Scratch and Abrasion Resistance: Unlike regular polishes which reach their maximum hardness in 30 to 40 minutes by solvent evaporation, Go Natural must be given time to create a cured, tough film. We think it achieves approximately 75% of its final hardness in that short time period but then continues to build in hardness over the next few hours, reaching its ultimate hardness in 4 to 6 hours. Thus, one should avoid those activites which could scratch the surface or abrade the tips for several hours and certainly shouldn’t work in the garden or overhaul an engine without gloves until 6 to 8 hours have passed. Short nails for active women might begin to show slight wear at the tips in approximately 2 to 3 days but, in general, if care is exercised in the first several hours of the first stages of curing, acceptable appearance for 4 to 5 days is achievable. If the polish is applied in the evening, it will have developed adequate durability for most activities by the next morning.
Touch-up: Because the films are indeed quite thin unless multiple coats are applied, worn areas at the tips and even scratches and chips can be touched-up to re-create a nearly new appearance, adding a day or two to the effective durability. And because the polish is odorless and dries quickly, this is easy to do anywhere, anytime.
Ease of Removal: The process whereby a harder and harder polish is created as the hours pass is linked to unique chemical reactions which occur deeply within the film to transform the water-loving materials inside the bottle into a water-impermeable, water-resistant film on the nails. This process takes time, but it also acts to create a film which is increasingly more difficult to remove as time passes, particularly from dry, porous nails or toenails.

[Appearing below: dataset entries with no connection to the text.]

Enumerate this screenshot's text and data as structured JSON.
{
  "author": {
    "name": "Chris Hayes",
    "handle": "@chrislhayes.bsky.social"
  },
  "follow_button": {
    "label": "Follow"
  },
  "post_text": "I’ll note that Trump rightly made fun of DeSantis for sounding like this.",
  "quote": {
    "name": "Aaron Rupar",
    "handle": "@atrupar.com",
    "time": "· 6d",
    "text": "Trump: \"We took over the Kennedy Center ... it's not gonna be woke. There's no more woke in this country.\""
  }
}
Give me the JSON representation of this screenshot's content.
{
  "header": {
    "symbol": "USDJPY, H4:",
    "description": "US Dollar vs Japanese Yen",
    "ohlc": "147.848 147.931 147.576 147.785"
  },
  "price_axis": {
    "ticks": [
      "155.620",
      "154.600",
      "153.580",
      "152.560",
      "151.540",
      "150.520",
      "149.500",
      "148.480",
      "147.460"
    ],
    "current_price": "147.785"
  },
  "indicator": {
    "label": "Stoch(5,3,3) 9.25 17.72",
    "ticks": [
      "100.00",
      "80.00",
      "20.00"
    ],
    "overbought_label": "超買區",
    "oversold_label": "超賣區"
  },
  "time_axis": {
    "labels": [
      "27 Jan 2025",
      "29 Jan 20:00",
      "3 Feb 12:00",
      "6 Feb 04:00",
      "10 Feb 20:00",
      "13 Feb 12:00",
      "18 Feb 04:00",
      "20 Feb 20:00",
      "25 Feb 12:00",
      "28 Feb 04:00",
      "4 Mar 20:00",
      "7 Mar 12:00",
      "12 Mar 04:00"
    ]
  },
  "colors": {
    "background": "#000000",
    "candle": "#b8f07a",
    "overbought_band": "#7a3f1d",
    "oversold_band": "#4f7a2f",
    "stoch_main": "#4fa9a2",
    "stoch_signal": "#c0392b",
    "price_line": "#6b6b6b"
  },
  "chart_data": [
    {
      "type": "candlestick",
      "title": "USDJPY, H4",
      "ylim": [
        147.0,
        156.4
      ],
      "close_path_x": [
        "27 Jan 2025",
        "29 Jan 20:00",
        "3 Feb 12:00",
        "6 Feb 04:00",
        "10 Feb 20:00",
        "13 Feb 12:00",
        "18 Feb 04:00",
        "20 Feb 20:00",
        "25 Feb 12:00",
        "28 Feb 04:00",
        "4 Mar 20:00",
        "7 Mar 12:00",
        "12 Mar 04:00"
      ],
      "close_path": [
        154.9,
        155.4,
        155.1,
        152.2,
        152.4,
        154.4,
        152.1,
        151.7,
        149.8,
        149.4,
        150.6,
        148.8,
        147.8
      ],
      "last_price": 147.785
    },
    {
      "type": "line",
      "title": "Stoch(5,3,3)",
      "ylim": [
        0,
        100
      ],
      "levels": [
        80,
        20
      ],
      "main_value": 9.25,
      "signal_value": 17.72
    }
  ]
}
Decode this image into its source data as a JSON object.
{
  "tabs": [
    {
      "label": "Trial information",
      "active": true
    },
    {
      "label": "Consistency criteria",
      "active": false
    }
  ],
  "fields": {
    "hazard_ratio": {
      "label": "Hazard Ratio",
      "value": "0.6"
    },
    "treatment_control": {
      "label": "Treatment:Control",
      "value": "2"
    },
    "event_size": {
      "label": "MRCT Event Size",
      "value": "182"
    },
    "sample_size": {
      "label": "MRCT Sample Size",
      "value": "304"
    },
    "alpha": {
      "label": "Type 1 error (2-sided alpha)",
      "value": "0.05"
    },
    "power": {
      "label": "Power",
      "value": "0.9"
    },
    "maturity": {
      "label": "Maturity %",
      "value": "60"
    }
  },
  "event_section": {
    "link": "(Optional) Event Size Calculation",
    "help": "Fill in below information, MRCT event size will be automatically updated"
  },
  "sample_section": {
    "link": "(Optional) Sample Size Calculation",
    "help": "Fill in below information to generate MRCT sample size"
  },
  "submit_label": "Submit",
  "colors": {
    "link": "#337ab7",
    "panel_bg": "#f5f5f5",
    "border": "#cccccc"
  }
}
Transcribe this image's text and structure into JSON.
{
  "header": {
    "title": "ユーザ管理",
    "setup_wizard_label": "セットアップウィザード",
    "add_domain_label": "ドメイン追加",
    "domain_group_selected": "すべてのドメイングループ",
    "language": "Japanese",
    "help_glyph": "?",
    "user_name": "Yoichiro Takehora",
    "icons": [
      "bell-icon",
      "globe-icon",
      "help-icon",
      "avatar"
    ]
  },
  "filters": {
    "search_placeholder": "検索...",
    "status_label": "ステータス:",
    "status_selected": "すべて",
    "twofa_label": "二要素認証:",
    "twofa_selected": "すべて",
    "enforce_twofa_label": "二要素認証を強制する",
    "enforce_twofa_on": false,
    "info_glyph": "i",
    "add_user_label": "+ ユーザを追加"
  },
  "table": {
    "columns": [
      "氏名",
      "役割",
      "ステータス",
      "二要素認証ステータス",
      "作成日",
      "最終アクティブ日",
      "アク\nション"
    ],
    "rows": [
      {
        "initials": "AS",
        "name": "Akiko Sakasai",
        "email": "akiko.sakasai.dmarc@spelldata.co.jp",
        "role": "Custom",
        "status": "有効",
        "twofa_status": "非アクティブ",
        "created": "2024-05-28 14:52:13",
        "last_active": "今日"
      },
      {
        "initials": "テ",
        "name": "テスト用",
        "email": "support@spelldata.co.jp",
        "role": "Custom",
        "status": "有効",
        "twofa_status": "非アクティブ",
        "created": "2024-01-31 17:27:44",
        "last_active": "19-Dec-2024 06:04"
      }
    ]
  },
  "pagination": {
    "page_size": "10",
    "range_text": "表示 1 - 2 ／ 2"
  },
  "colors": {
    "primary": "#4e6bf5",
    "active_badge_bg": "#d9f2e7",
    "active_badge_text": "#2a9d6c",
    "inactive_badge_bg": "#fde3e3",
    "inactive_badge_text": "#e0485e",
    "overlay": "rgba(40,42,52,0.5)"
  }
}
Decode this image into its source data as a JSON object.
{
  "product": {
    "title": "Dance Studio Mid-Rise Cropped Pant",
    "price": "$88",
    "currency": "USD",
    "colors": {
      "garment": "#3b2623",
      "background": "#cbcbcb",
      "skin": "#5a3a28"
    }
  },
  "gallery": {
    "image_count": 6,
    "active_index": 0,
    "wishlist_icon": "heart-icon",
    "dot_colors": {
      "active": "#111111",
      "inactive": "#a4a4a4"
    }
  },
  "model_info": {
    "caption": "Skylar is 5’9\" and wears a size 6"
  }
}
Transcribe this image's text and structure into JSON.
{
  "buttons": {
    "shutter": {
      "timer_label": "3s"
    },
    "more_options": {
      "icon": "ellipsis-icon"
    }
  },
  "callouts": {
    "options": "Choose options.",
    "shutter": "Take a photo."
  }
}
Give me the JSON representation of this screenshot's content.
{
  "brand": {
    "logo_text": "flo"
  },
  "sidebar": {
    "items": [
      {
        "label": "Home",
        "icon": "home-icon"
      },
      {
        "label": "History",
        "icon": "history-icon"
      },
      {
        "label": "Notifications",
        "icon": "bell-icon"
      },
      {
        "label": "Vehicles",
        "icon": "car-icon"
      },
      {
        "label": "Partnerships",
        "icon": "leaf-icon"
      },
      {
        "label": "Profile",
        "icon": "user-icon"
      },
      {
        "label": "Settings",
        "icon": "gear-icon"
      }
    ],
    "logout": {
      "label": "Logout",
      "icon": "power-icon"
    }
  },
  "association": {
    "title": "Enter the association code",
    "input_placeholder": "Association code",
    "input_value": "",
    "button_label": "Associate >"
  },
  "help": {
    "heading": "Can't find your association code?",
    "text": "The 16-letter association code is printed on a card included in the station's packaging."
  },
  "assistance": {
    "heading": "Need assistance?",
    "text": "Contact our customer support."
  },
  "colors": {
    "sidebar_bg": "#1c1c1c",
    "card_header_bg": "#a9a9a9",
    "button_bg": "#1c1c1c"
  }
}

It is difficult to remove after more than 5 to 6 days of use, even with acetone-based removers. We have found, however, that the film can be softened when exposed for a minute or two to gelled ethanol. The weakened film can then be wiped from the nail.
While these considerations make it clear that a waterborne polish cannot be used as a mere drop-in replacement for traditional solventborne polishes, we know that this waterborne polish can compete effectively in a marketplace where those consumers who are already motivated to try a non-toxic, odorless, hypoallergenic polish can be reached by a thoughtful, educational marketing approach.